◆ What to work on ◆
What is needed is a verbatim copy of each record below.
*** Data for the task Section Begins ***
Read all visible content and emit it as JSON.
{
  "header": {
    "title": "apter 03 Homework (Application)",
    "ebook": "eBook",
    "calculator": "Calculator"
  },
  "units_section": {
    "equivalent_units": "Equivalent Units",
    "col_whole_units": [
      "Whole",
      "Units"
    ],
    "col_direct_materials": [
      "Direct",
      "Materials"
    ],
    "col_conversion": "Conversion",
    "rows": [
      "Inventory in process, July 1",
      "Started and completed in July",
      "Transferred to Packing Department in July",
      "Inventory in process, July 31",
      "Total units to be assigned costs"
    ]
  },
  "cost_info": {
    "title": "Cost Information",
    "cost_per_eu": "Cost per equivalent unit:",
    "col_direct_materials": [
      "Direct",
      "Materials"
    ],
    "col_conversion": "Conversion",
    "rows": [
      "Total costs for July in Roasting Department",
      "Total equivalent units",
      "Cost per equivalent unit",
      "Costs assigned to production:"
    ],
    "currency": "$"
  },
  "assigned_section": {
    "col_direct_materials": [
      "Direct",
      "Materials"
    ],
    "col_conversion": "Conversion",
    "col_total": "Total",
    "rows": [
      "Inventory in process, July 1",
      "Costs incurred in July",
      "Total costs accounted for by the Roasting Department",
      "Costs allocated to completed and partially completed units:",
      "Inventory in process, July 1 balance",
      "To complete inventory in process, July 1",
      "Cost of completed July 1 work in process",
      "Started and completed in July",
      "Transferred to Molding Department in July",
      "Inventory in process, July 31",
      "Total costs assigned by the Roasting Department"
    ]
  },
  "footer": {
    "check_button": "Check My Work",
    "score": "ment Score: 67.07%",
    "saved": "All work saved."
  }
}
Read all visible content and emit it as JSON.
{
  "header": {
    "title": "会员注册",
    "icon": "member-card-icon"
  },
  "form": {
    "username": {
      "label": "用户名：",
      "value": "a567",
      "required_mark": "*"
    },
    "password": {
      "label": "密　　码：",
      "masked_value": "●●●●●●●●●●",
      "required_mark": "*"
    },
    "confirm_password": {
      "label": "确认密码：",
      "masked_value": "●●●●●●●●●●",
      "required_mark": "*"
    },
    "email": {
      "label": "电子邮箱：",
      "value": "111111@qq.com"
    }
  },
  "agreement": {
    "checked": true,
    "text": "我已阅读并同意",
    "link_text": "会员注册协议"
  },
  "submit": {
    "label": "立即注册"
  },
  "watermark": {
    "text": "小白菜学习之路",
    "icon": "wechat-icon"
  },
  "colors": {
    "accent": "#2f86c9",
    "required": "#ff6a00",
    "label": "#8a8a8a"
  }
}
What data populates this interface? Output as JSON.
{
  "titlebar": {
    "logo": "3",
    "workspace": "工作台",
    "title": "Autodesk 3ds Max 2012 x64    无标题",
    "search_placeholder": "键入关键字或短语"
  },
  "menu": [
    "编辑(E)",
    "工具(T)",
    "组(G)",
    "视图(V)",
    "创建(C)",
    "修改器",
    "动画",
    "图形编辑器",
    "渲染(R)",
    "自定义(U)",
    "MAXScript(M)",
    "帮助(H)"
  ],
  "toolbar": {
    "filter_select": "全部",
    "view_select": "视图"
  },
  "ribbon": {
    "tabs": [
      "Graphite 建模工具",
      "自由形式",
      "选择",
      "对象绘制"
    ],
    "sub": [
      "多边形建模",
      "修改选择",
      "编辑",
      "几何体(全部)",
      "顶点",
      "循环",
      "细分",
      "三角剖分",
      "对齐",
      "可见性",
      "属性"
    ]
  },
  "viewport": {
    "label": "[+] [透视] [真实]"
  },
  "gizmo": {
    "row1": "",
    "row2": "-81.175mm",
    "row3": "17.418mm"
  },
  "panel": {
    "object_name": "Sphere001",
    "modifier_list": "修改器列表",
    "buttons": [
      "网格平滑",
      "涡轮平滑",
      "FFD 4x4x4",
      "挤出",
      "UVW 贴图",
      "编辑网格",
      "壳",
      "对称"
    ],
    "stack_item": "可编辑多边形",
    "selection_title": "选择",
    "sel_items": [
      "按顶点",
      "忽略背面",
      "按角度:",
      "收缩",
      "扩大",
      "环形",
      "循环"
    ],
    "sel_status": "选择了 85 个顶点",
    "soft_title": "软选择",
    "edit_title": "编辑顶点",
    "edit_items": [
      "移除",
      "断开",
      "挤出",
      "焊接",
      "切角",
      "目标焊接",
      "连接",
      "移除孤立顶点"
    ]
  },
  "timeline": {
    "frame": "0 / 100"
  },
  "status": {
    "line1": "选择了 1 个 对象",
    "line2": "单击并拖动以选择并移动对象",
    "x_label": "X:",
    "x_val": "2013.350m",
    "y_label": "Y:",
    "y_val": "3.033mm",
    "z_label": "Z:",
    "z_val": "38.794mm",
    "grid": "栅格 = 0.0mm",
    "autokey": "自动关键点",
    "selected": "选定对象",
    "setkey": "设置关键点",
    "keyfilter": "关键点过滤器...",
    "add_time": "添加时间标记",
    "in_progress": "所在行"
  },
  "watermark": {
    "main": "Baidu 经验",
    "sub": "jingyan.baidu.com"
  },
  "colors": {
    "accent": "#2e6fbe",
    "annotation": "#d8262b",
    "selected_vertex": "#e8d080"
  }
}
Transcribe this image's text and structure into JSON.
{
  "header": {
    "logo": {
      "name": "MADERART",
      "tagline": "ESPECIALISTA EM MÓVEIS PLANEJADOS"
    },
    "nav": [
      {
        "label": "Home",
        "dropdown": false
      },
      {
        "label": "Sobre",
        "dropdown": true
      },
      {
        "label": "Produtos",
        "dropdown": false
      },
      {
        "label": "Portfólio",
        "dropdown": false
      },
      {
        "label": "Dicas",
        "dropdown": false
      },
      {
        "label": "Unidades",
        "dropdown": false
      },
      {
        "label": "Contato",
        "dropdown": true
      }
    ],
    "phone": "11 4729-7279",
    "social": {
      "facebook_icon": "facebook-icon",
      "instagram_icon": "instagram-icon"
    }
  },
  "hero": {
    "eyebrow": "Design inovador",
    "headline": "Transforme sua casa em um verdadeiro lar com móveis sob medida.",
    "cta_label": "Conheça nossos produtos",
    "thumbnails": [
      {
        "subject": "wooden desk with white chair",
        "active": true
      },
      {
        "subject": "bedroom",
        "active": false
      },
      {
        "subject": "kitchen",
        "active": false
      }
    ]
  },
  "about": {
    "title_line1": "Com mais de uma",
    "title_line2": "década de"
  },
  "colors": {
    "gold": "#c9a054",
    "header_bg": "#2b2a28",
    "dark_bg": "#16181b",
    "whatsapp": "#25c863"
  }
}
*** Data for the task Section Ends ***
◆ Task solution ◆
Read all visible content and emit it as JSON.
{
  "header": {
    "title": "apter 03 Homework (Application)",
    "ebook": "eBook",
    "calculator": "Calculator"
  },
  "units_section": {
    "equivalent_units": "Equivalent Units",
    "col_whole_units": [
      "Whole",
      "Units"
    ],
    "col_direct_materials": [
      "Direct",
      "Materials"
    ],
    "col_conversion": "Conversion",
    "rows": [
      "Inventory in process, July 1",
      "Started and completed in July",
      "Transferred to Packing Department in July",
      "Inventory in process, July 31",
      "Total units to be assigned costs"
    ]
  },
  "cost_info": {
    "title": "Cost Information",
    "cost_per_eu": "Cost per equivalent unit:",
    "col_direct_materials": [
      "Direct",
      "Materials"
    ],
    "col_conversion": "Conversion",
    "rows": [
      "Total costs for July in Roasting Department",
      "Total equivalent units",
      "Cost per equivalent unit",
      "Costs assigned to production:"
    ],
    "currency": "$"
  },
  "assigned_section": {
    "col_direct_materials": [
      "Direct",
      "Materials"
    ],
    "col_conversion": "Conversion",
    "col_total": "Total",
    "rows": [
      "Inventory in process, July 1",
      "Costs incurred in July",
      "Total costs accounted for by the Roasting Department",
      "Costs allocated to completed and partially completed units:",
      "Inventory in process, July 1 balance",
      "To complete inventory in process, July 1",
      "Cost of completed July 1 work in process",
      "Started and completed in July",
      "Transferred to Molding Department in July",
      "Inventory in process, July 31",
      "Total costs assigned by the Roasting Department"
    ]
  },
  "footer": {
    "check_button": "Check My Work",
    "score": "ment Score: 67.07%",
    "saved": "All work saved."
  }
}
Read all visible content and emit it as JSON.
{
  "header": {
    "title": "会员注册",
    "icon": "member-card-icon"
  },
  "form": {
    "username": {
      "label": "用户名：",
      "value": "a567",
      "required_mark": "*"
    },
    "password": {
      "label": "密　　码：",
      "masked_value": "●●●●●●●●●●",
      "required_mark": "*"
    },
    "confirm_password": {
      "label": "确认密码：",
      "masked_value": "●●●●●●●●●●",
      "required_mark": "*"
    },
    "email": {
      "label": "电子邮箱：",
      "value": "111111@qq.com"
    }
  },
  "agreement": {
    "checked": true,
    "text": "我已阅读并同意",
    "link_text": "会员注册协议"
  },
  "submit": {
    "label": "立即注册"
  },
  "watermark": {
    "text": "小白菜学习之路",
    "icon": "wechat-icon"
  },
  "colors": {
    "accent": "#2f86c9",
    "required": "#ff6a00",
    "label": "#8a8a8a"
  }
}
What data populates this interface? Output as JSON.
{
  "titlebar": {
    "logo": "3",
    "workspace": "工作台",
    "title": "Autodesk 3ds Max 2012 x64    无标题",
    "search_placeholder": "键入关键字或短语"
  },
  "menu": [
    "编辑(E)",
    "工具(T)",
    "组(G)",
    "视图(V)",
    "创建(C)",
    "修改器",
    "动画",
    "图形编辑器",
    "渲染(R)",
    "自定义(U)",
    "MAXScript(M)",
    "帮助(H)"
  ],
  "toolbar": {
    "filter_select": "全部",
    "view_select": "视图"
  },
  "ribbon": {
    "tabs": [
      "Graphite 建模工具",
      "自由形式",
      "选择",
      "对象绘制"
    ],
    "sub": [
      "多边形建模",
      "修改选择",
      "编辑",
      "几何体(全部)",
      "顶点",
      "循环",
      "细分",
      "三角剖分",
      "对齐",
      "可见性",
      "属性"
    ]
  },
  "viewport": {
    "label": "[+] [透视] [真实]"
  },
  "gizmo": {
    "row1": "",
    "row2": "-81.175mm",
    "row3": "17.418mm"
  },
  "panel": {
    "object_name": "Sphere001",
    "modifier_list": "修改器列表",
    "buttons": [
      "网格平滑",
      "涡轮平滑",
      "FFD 4x4x4",
      "挤出",
      "UVW 贴图",
      "编辑网格",
      "壳",
      "对称"
    ],
    "stack_item": "可编辑多边形",
    "selection_title": "选择",
    "sel_items": [
      "按顶点",
      "忽略背面",
      "按角度:",
      "收缩",
      "扩大",
      "环形",
      "循环"
    ],
    "sel_status": "选择了 85 个顶点",
    "soft_title": "软选择",
    "edit_title": "编辑顶点",
    "edit_items": [
      "移除",
      "断开",
      "挤出",
      "焊接",
      "切角",
      "目标焊接",
      "连接",
      "移除孤立顶点"
    ]
  },
  "timeline": {
    "frame": "0 / 100"
  },
  "status": {
    "line1": "选择了 1 个 对象",
    "line2": "单击并拖动以选择并移动对象",
    "x_label": "X:",
    "x_val": "2013.350m",
    "y_label": "Y:",
    "y_val": "3.033mm",
    "z_label": "Z:",
    "z_val": "38.794mm",
    "grid": "栅格 = 0.0mm",
    "autokey": "自动关键点",
    "selected": "选定对象",
    "setkey": "设置关键点",
    "keyfilter": "关键点过滤器...",
    "add_time": "添加时间标记",
    "in_progress": "所在行"
  },
  "watermark": {
    "main": "Baidu 经验",
    "sub": "jingyan.baidu.com"
  },
  "colors": {
    "accent": "#2e6fbe",
    "annotation": "#d8262b",
    "selected_vertex": "#e8d080"
  }
}
Transcribe this image's text and structure into JSON.
{
  "header": {
    "logo": {
      "name": "MADERART",
      "tagline": "ESPECIALISTA EM MÓVEIS PLANEJADOS"
    },
    "nav": [
      {
        "label": "Home",
        "dropdown": false
      },
      {
        "label": "Sobre",
        "dropdown": true
      },
      {
        "label": "Produtos",
        "dropdown": false
      },
      {
        "label": "Portfólio",
        "dropdown": false
      },
      {
        "label": "Dicas",
        "dropdown": false
      },
      {
        "label": "Unidades",
        "dropdown": false
      },
      {
        "label": "Contato",
        "dropdown": true
      }
    ],
    "phone": "11 4729-7279",
    "social": {
      "facebook_icon": "facebook-icon",
      "instagram_icon": "instagram-icon"
    }
  },
  "hero": {
    "eyebrow": "Design inovador",
    "headline": "Transforme sua casa em um verdadeiro lar com móveis sob medida.",
    "cta_label": "Conheça nossos produtos",
    "thumbnails": [
      {
        "subject": "wooden desk with white chair",
        "active": true
      },
      {
        "subject": "bedroom",
        "active": false
      },
      {
        "subject": "kitchen",
        "active": false
      }
    ]
  },
  "about": {
    "title_line1": "Com mais de uma",
    "title_line2": "década de"
  },
  "colors": {
    "gold": "#c9a054",
    "header_bg": "#2b2a28",
    "dark_bg": "#16181b",
    "whatsapp": "#25c863"
  }
}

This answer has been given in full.